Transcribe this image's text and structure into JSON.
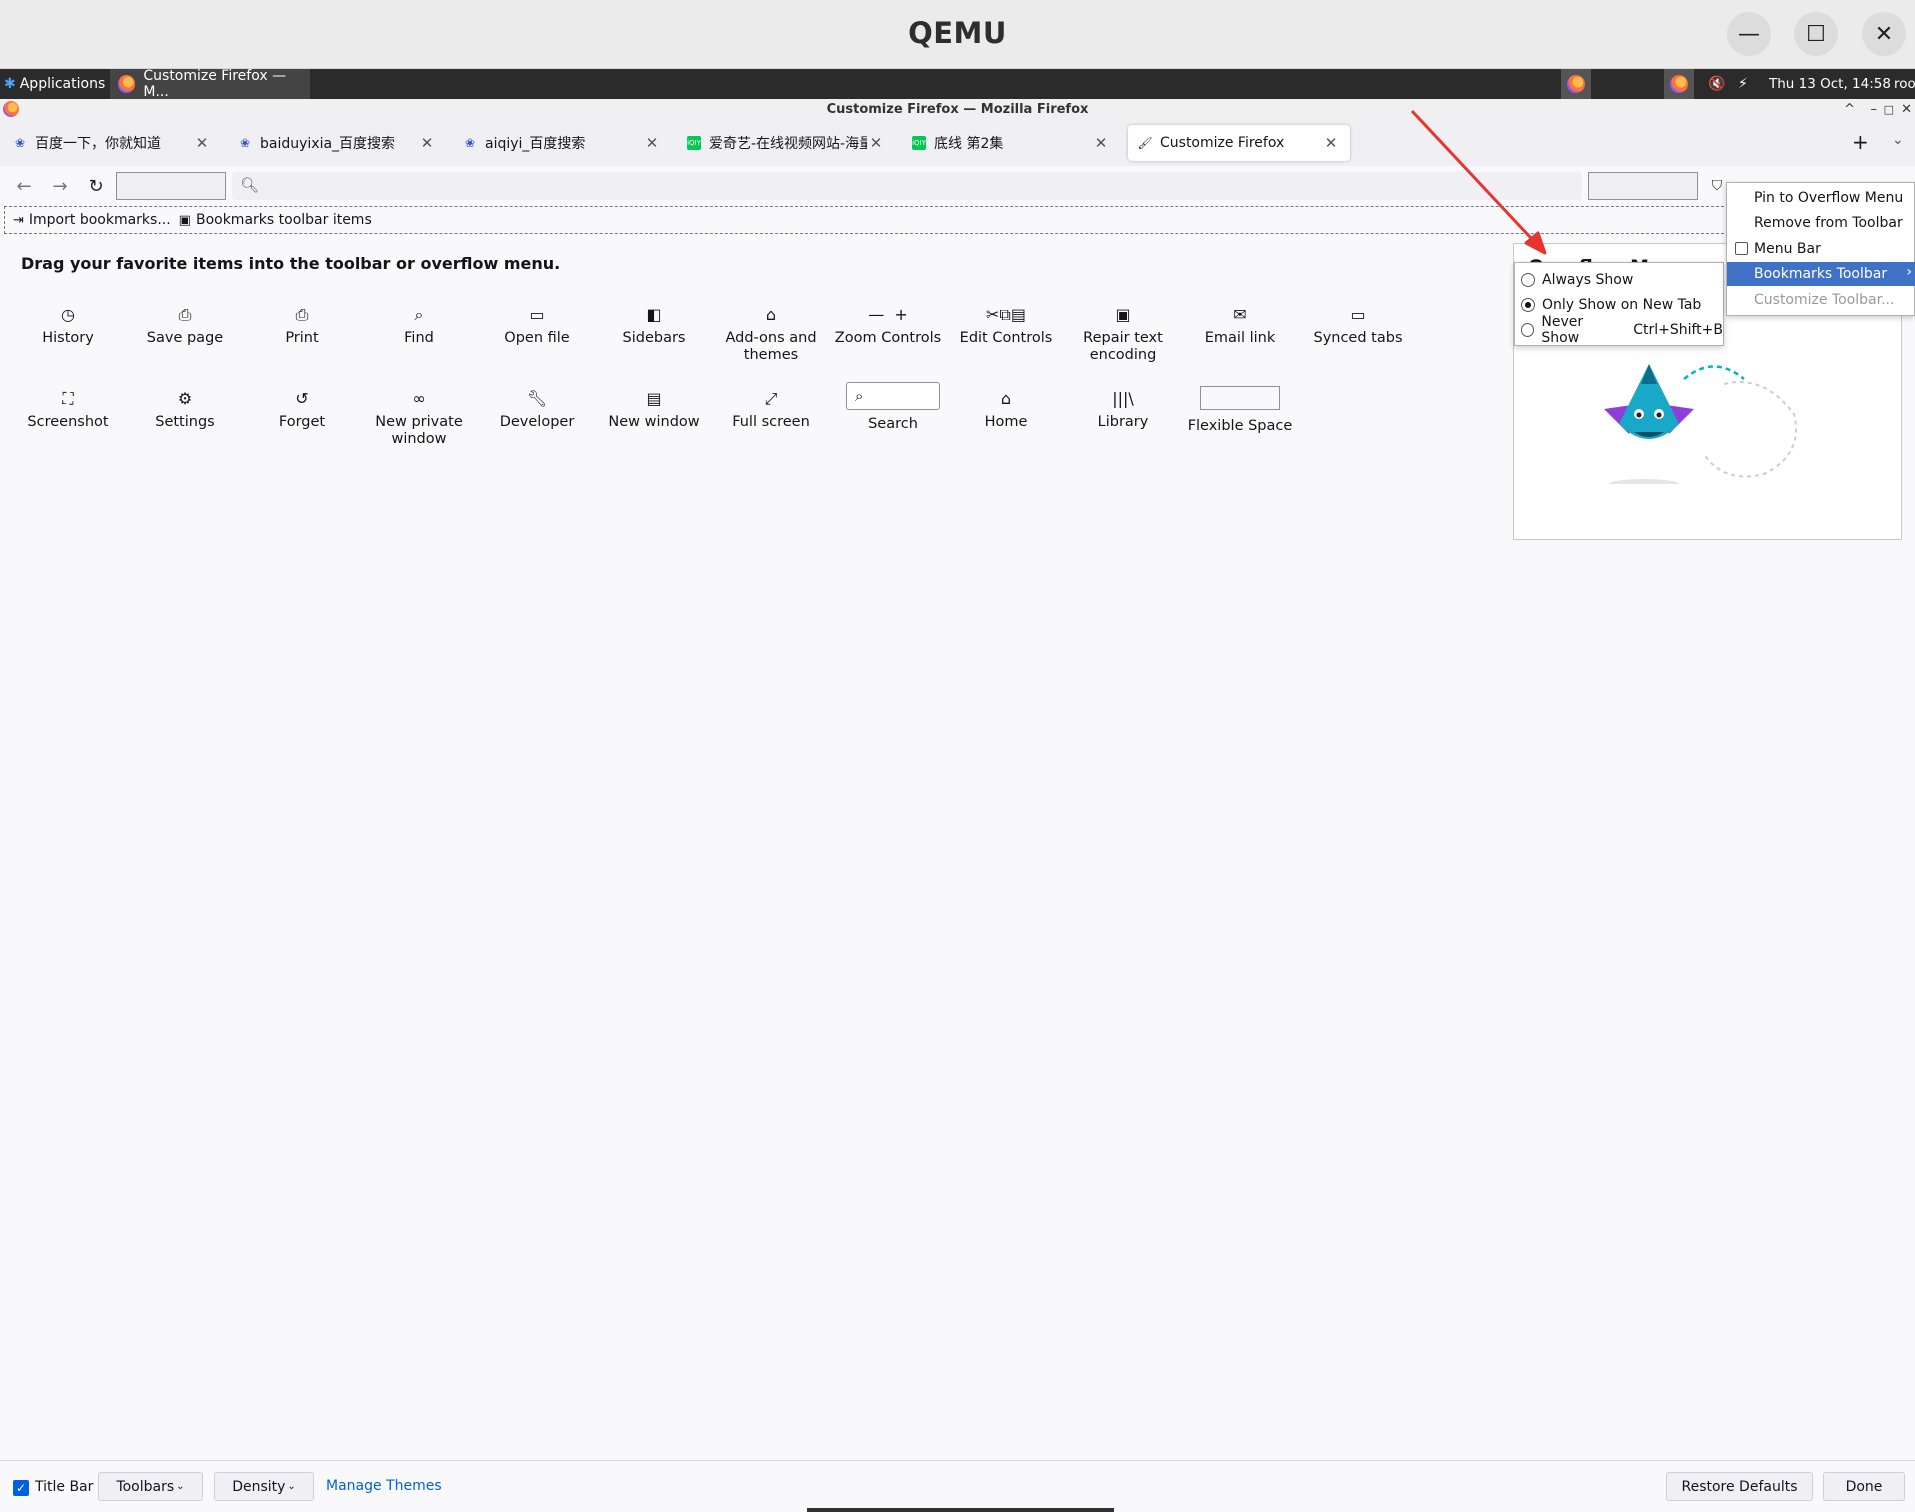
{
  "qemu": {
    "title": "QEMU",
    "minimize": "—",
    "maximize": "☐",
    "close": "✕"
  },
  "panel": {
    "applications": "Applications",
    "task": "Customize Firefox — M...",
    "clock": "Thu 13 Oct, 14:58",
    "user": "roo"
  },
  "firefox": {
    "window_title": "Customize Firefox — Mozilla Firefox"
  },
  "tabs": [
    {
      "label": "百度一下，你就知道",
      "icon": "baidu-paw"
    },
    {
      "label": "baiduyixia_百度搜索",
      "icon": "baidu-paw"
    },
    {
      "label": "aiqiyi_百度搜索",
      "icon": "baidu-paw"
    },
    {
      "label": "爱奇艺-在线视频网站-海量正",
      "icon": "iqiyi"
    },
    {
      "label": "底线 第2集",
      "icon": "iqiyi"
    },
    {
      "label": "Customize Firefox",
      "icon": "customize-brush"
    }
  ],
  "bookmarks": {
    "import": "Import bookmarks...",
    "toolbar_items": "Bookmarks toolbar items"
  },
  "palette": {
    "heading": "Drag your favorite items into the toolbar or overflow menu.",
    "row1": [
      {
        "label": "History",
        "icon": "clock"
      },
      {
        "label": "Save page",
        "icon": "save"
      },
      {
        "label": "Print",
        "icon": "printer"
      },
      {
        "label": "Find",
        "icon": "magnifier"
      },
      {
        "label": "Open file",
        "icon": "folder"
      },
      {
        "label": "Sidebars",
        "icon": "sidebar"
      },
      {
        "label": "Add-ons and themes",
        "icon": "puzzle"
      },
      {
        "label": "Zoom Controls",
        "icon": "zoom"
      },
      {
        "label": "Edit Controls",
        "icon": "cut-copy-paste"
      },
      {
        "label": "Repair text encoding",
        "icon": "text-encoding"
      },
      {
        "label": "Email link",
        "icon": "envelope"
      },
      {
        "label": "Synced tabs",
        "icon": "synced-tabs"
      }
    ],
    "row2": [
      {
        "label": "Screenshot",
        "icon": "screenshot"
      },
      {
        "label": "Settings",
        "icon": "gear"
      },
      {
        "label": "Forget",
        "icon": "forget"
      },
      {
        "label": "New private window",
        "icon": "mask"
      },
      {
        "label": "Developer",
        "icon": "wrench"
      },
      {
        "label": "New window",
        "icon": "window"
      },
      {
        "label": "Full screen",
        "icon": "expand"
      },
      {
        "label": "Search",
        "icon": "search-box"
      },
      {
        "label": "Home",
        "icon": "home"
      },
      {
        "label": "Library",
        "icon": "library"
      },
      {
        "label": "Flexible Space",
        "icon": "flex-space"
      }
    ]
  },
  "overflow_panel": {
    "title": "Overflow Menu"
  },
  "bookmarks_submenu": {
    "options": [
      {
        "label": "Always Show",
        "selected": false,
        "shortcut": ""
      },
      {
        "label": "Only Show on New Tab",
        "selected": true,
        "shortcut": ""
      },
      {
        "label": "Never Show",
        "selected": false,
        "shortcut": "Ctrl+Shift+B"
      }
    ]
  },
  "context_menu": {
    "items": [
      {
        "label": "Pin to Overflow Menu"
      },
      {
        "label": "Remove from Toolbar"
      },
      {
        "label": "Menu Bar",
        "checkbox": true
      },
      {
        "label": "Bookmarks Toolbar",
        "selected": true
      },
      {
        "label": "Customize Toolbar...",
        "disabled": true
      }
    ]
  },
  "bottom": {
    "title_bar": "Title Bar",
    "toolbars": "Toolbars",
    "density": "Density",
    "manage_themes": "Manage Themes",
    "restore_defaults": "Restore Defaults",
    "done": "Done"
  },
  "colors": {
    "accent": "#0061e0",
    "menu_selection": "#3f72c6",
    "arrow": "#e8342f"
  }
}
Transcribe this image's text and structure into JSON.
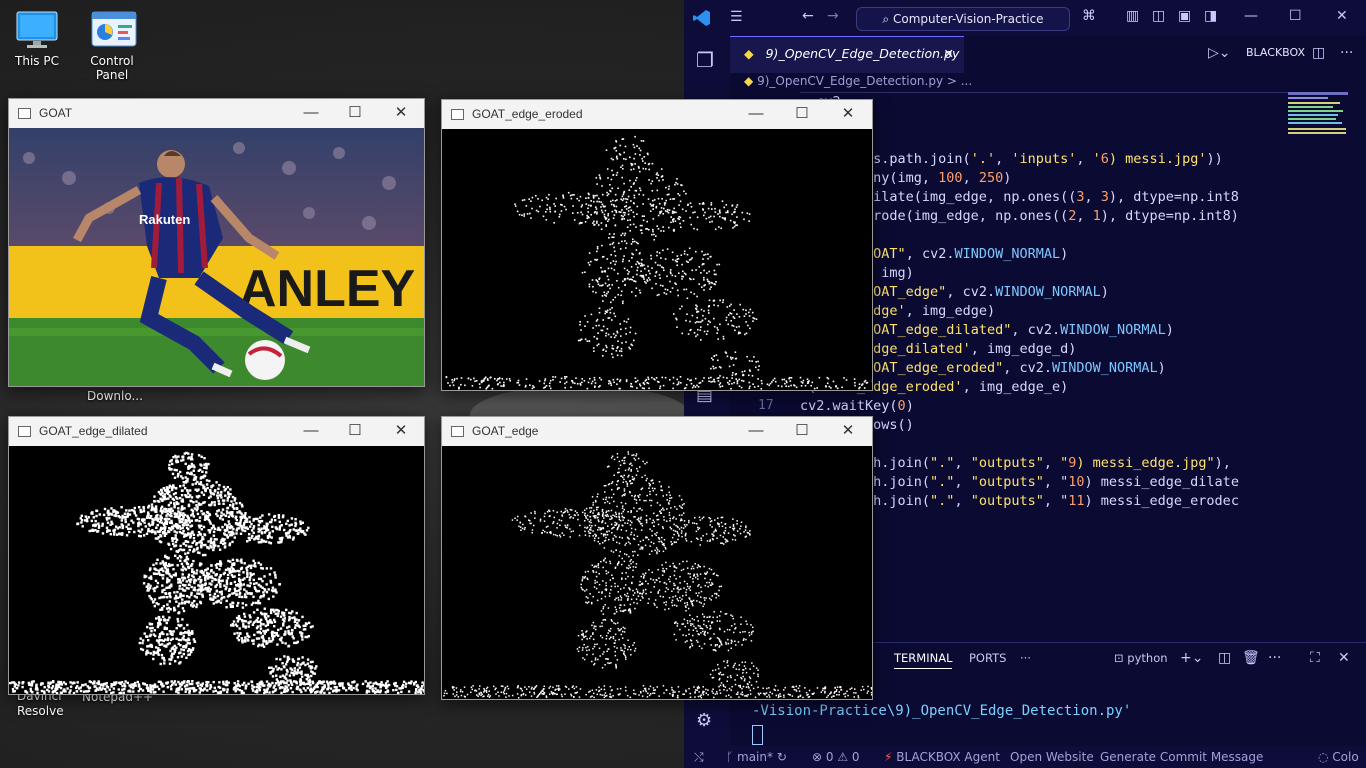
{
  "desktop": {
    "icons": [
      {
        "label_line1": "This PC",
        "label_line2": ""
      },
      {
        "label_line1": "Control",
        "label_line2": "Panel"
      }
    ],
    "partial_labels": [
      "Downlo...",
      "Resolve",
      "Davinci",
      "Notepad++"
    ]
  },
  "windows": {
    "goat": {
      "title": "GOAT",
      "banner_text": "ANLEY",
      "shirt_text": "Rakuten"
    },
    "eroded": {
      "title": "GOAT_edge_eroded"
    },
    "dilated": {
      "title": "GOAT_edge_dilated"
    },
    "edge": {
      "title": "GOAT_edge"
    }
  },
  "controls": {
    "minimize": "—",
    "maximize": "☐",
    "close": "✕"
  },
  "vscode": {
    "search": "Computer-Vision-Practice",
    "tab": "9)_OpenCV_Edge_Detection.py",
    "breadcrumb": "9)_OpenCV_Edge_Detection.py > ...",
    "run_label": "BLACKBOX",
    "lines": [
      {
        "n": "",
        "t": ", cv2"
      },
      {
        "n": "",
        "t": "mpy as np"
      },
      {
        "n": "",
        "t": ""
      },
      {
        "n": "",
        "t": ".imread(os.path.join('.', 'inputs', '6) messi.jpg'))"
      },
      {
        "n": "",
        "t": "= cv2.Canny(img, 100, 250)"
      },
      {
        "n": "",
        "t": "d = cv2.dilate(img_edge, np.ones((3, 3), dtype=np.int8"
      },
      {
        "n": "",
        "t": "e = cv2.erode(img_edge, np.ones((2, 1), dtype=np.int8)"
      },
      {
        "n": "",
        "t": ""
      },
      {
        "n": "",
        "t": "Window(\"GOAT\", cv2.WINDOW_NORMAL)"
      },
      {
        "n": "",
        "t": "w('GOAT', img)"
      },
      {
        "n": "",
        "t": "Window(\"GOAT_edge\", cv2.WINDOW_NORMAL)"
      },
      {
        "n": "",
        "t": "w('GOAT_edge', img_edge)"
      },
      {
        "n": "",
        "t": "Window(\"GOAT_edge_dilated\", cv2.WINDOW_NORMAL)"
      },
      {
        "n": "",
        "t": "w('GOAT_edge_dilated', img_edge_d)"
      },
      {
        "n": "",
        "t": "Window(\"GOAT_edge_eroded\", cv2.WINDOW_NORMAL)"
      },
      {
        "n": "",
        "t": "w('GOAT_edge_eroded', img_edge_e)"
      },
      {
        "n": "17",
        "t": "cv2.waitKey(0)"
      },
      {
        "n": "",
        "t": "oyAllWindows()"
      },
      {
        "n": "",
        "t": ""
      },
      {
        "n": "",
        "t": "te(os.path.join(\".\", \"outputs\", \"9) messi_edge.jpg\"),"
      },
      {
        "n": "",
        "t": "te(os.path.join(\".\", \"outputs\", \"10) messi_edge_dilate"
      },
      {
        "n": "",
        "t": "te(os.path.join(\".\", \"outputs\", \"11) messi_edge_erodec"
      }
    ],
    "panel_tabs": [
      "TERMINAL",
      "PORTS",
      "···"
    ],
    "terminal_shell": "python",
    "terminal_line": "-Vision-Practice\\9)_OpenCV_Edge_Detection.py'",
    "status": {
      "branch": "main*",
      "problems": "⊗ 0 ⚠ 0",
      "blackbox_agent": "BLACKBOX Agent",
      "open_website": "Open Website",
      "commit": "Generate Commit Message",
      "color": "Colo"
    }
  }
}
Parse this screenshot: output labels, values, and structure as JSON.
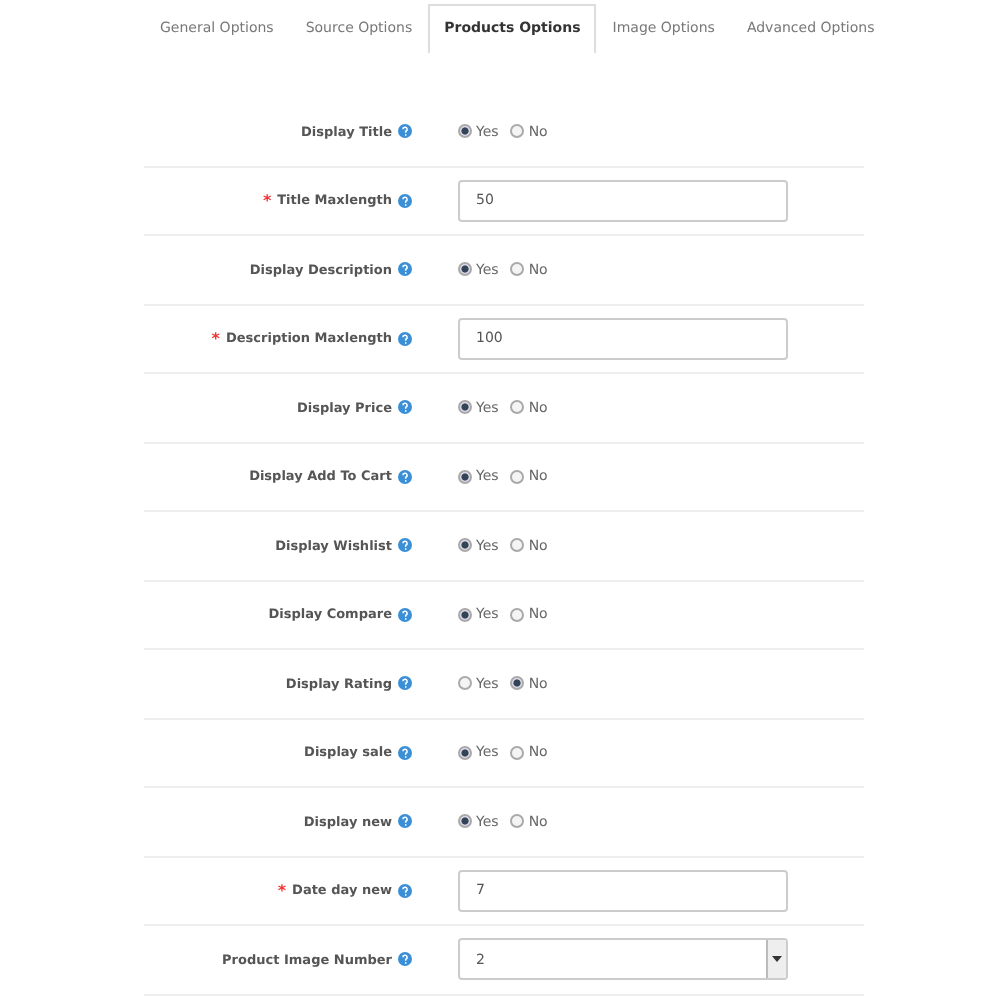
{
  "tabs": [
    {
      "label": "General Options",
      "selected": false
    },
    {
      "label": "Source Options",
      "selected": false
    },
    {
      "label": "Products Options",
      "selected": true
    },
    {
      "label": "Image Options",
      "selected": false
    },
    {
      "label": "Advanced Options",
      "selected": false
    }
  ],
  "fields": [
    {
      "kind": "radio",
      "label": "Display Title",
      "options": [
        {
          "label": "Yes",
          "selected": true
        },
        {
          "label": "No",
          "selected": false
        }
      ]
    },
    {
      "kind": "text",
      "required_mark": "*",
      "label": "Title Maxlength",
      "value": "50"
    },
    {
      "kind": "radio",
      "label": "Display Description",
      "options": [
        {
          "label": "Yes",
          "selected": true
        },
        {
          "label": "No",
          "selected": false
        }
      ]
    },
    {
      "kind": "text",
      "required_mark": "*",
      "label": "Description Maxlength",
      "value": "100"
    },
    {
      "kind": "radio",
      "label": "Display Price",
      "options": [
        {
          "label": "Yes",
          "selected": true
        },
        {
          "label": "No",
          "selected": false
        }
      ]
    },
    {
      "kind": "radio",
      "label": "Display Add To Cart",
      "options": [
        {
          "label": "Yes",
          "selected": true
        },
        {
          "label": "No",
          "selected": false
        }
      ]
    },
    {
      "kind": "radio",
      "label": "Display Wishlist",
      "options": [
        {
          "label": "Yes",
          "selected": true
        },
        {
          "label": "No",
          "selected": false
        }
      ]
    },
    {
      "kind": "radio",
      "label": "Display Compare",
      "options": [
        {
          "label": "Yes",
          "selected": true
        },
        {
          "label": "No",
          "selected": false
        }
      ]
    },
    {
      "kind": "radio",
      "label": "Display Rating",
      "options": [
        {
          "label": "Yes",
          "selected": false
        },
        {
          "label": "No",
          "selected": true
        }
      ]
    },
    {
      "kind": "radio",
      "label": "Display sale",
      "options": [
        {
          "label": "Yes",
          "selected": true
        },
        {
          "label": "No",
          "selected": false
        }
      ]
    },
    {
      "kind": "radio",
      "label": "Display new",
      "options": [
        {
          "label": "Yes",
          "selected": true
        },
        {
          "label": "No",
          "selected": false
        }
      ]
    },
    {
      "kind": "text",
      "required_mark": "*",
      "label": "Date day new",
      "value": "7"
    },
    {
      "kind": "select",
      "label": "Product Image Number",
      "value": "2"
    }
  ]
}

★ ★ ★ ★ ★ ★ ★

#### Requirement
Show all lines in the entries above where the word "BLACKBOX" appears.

#### Completed exercise
    "run_label": "BLACKBOX",
      "blackbox_agent": "BLACKBOX Agent",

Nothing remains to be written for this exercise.